Work instructions:
All of the lines below should be copied word for word.

------ Given records

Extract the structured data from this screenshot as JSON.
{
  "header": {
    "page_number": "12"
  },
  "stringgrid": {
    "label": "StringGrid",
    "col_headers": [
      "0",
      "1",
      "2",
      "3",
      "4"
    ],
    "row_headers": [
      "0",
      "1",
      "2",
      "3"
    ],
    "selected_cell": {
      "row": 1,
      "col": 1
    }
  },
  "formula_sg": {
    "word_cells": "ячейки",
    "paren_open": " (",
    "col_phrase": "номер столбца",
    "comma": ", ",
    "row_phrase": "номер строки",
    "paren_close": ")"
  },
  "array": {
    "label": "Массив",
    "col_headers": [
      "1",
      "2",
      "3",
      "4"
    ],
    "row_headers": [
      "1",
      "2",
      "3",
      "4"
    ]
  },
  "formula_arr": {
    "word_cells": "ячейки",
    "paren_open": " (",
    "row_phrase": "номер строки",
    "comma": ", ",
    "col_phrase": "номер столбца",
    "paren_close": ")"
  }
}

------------

Output below:
Extract the structured data from this screenshot as JSON.
{
  "header": {
    "page_number": "12"
  },
  "stringgrid": {
    "label": "StringGrid",
    "col_headers": [
      "0",
      "1",
      "2",
      "3",
      "4"
    ],
    "row_headers": [
      "0",
      "1",
      "2",
      "3"
    ],
    "selected_cell": {
      "row": 1,
      "col": 1
    }
  },
  "formula_sg": {
    "word_cells": "ячейки",
    "paren_open": " (",
    "col_phrase": "номер столбца",
    "comma": ", ",
    "row_phrase": "номер строки",
    "paren_close": ")"
  },
  "array": {
    "label": "Массив",
    "col_headers": [
      "1",
      "2",
      "3",
      "4"
    ],
    "row_headers": [
      "1",
      "2",
      "3",
      "4"
    ]
  },
  "formula_arr": {
    "word_cells": "ячейки",
    "paren_open": " (",
    "row_phrase": "номер строки",
    "comma": ", ",
    "col_phrase": "номер столбца",
    "paren_close": ")"
  }
}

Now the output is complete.